• _Data_:
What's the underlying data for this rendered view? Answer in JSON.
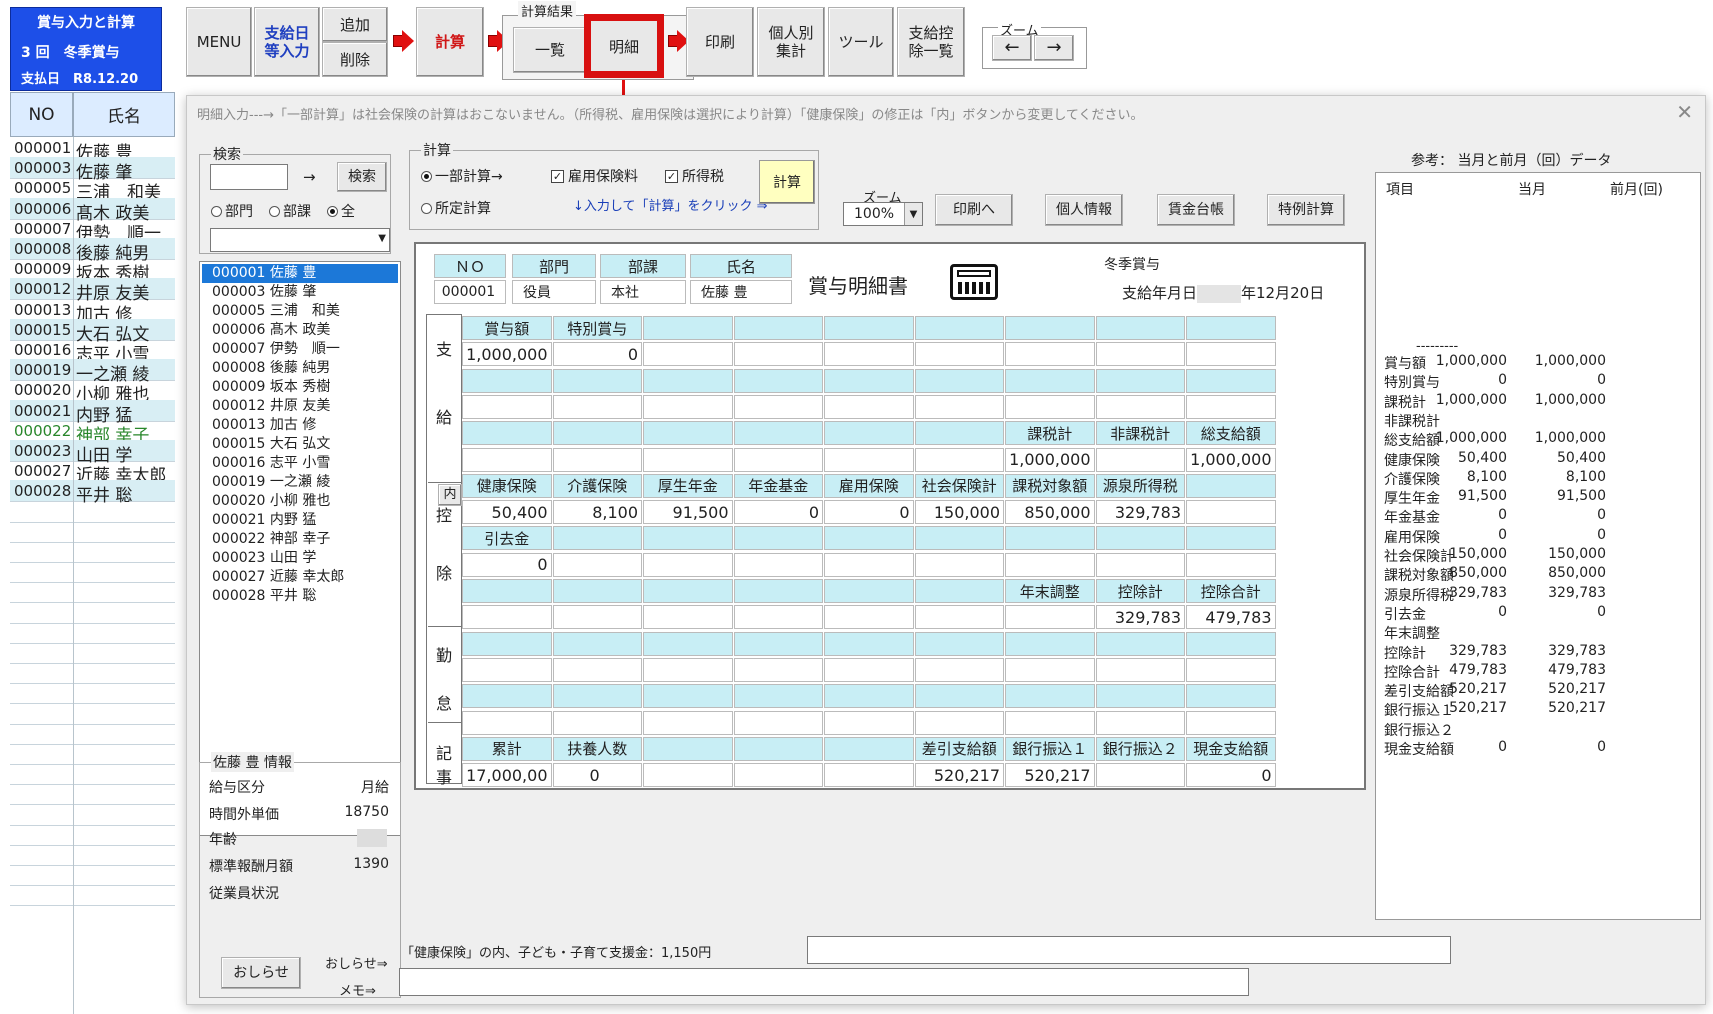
{
  "header": {
    "title": "賞与入力と計算",
    "round_line": "3 回　冬季賞与",
    "paydate_label": "支払日",
    "paydate": "R8.12.20"
  },
  "toolbar": {
    "menu": "MENU",
    "paydate_input_1": "支給日",
    "paydate_input_2": "等入力",
    "add": "追加",
    "delete": "削除",
    "calc": "計算",
    "result_group": "計算結果",
    "list": "一覧",
    "detail": "明細",
    "print": "印刷",
    "personal_1": "個人別",
    "personal_2": "集計",
    "tools": "ツール",
    "deduct_1": "支給控",
    "deduct_2": "除一覧",
    "zoom_group": "ズーム",
    "zoom_left": "←",
    "zoom_right": "→"
  },
  "grid": {
    "col_no": "NO",
    "col_name": "氏名",
    "rows": [
      {
        "no": "000001",
        "name": "佐藤 豊"
      },
      {
        "no": "000003",
        "name": "佐藤 肇"
      },
      {
        "no": "000005",
        "name": "三浦　和美"
      },
      {
        "no": "000006",
        "name": "髙木 政美"
      },
      {
        "no": "000007",
        "name": "伊勢　順一"
      },
      {
        "no": "000008",
        "name": "後藤 純男"
      },
      {
        "no": "000009",
        "name": "坂本 秀樹"
      },
      {
        "no": "000012",
        "name": "井原 友美"
      },
      {
        "no": "000013",
        "name": "加古 修"
      },
      {
        "no": "000015",
        "name": "大石 弘文"
      },
      {
        "no": "000016",
        "name": "志平 小雪"
      },
      {
        "no": "000019",
        "name": "一之瀬 綾"
      },
      {
        "no": "000020",
        "name": "小柳 雅也"
      },
      {
        "no": "000021",
        "name": "内野 猛"
      },
      {
        "no": "000022",
        "name": "神部 幸子"
      },
      {
        "no": "000023",
        "name": "山田 学"
      },
      {
        "no": "000027",
        "name": "近藤 幸太郎"
      },
      {
        "no": "000028",
        "name": "平井 聡"
      }
    ]
  },
  "dialog": {
    "message": "明細入力---→「一部計算」は社会保険の計算はおこないません。（所得税、雇用保険は選択により計算）「健康保険」の修正は「内」ボタンから変更してください。",
    "close": "✕",
    "search": {
      "group": "検索",
      "arrow": "→",
      "button": "検索",
      "radio_dept": "部門",
      "radio_section": "部課",
      "radio_all": "全",
      "dropdown_arrow": "▼"
    },
    "employee_list": [
      "000001 佐藤 豊",
      "000003 佐藤 肇",
      "000005 三浦　和美",
      "000006 髙木 政美",
      "000007 伊勢　順一",
      "000008 後藤 純男",
      "000009 坂本 秀樹",
      "000012 井原 友美",
      "000013 加古 修",
      "000015 大石 弘文",
      "000016 志平 小雪",
      "000019 一之瀬 綾",
      "000020 小柳 雅也",
      "000021 内野 猛",
      "000022 神部 幸子",
      "000023 山田 学",
      "000027 近藤 幸太郎",
      "000028 平井 聡"
    ],
    "info": {
      "group": "佐藤 豊 情報",
      "pay_type_label": "給与区分",
      "pay_type": "月給",
      "overtime_label": "時間外単価",
      "overtime": "18750",
      "age_label": "年齢",
      "std_label": "標準報酬月額",
      "std": "1390",
      "status_label": "従業員状況",
      "notice_button": "おしらせ",
      "notice_link": "おしらせ⇒",
      "memo_link": "メモ⇒"
    },
    "calc": {
      "group": "計算",
      "partial": "一部計算→",
      "employment": "雇用保険料",
      "income_tax": "所得税",
      "fixed": "所定計算",
      "hint": "↓入力して「計算」をクリック ⇒",
      "button": "計算",
      "zoom_label": "ズーム",
      "zoom_value": "100%",
      "print": "印刷へ",
      "personal": "個人情報",
      "ledger": "賃金台帳",
      "special": "特例計算"
    },
    "footer_note": "「健康保険」の内、子ども・子育て支援金：1,150円"
  },
  "stub": {
    "head_no": "ＮＯ",
    "head_dept": "部門",
    "head_section": "部課",
    "head_name": "氏名",
    "no": "000001",
    "dept": "役員",
    "section": "本社",
    "name": "佐藤 豊",
    "doc_title": "賞与明細書",
    "kind": "冬季賞与",
    "date_label": "支給年月日",
    "date_value": "年12月20日",
    "side_pay_1": "支",
    "side_pay_2": "給",
    "side_ded_1": "控",
    "side_ded_2": "除",
    "side_att_1": "勤",
    "side_att_2": "怠",
    "side_rec_1": "記",
    "side_rec_2": "事",
    "inner_btn": "内",
    "pay": {
      "bonus_label": "賞与額",
      "bonus": "1,000,000",
      "special_label": "特別賞与",
      "special": "0",
      "taxable_label": "課税計",
      "taxable": "1,000,000",
      "nontax_label": "非課税計",
      "total_label": "総支給額",
      "total": "1,000,000"
    },
    "ded": {
      "health_label": "健康保険",
      "health": "50,400",
      "care_label": "介護保険",
      "care": "8,100",
      "pension_label": "厚生年金",
      "pension": "91,500",
      "fund_label": "年金基金",
      "fund": "0",
      "emp_label": "雇用保険",
      "emp": "0",
      "social_label": "社会保険計",
      "social": "150,000",
      "taxbase_label": "課税対象額",
      "taxbase": "850,000",
      "withhold_label": "源泉所得税",
      "withhold": "329,783",
      "hikisaki_label": "引去金",
      "hikisaki": "0",
      "yearend_label": "年末調整",
      "dedsum_label": "控除計",
      "dedsum": "329,783",
      "dedtotal_label": "控除合計",
      "dedtotal": "479,783"
    },
    "rec": {
      "cum_label": "累計",
      "cum": "17,000,00",
      "dep_label": "扶養人数",
      "dep": "0",
      "net_label": "差引支給額",
      "net": "520,217",
      "bank1_label": "銀行振込１",
      "bank1": "520,217",
      "bank2_label": "銀行振込２",
      "cash_label": "現金支給額",
      "cash": "0"
    }
  },
  "reference": {
    "title": "参考： 当月と前月（回）データ",
    "col_item": "項目",
    "col_cur": "当月",
    "col_prev": "前月(回)",
    "separator": "---------",
    "rows": [
      {
        "k": "賞与額",
        "a": "1,000,000",
        "b": "1,000,000"
      },
      {
        "k": "特別賞与",
        "a": "0",
        "b": "0"
      },
      {
        "k": "課税計",
        "a": "1,000,000",
        "b": "1,000,000"
      },
      {
        "k": "非課税計",
        "a": "",
        "b": ""
      },
      {
        "k": "総支給額",
        "a": "1,000,000",
        "b": "1,000,000"
      },
      {
        "k": "健康保険",
        "a": "50,400",
        "b": "50,400"
      },
      {
        "k": "介護保険",
        "a": "8,100",
        "b": "8,100"
      },
      {
        "k": "厚生年金",
        "a": "91,500",
        "b": "91,500"
      },
      {
        "k": "年金基金",
        "a": "0",
        "b": "0"
      },
      {
        "k": "雇用保険",
        "a": "0",
        "b": "0"
      },
      {
        "k": "社会保険計",
        "a": "150,000",
        "b": "150,000"
      },
      {
        "k": "課税対象額",
        "a": "850,000",
        "b": "850,000"
      },
      {
        "k": "源泉所得税",
        "a": "329,783",
        "b": "329,783"
      },
      {
        "k": "引去金",
        "a": "0",
        "b": "0"
      },
      {
        "k": "年末調整",
        "a": "",
        "b": ""
      },
      {
        "k": "控除計",
        "a": "329,783",
        "b": "329,783"
      },
      {
        "k": "控除合計",
        "a": "479,783",
        "b": "479,783"
      },
      {
        "k": "差引支給額",
        "a": "520,217",
        "b": "520,217"
      },
      {
        "k": "銀行振込１",
        "a": "520,217",
        "b": "520,217"
      },
      {
        "k": "銀行振込２",
        "a": "",
        "b": ""
      },
      {
        "k": "現金支給額",
        "a": "0",
        "b": "0"
      }
    ]
  },
  "colors": {
    "title_bg": "#1d4fe8",
    "header_cell": "#c8eef5",
    "accent_red": "#e01010",
    "selection": "#1c78d8"
  }
}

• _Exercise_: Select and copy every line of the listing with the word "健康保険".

• _Output for this exercise_:
    "message": "明細入力---→「一部計算」は社会保険の計算はおこないません。（所得税、雇用保険は選択により計算）「健康保険」の修正は「内」ボタンから変更してください。",
    "footer_note": "「健康保険」の内、子ども・子育て支援金：1,150円"
      "health_label": "健康保険",
        "k": "健康保険",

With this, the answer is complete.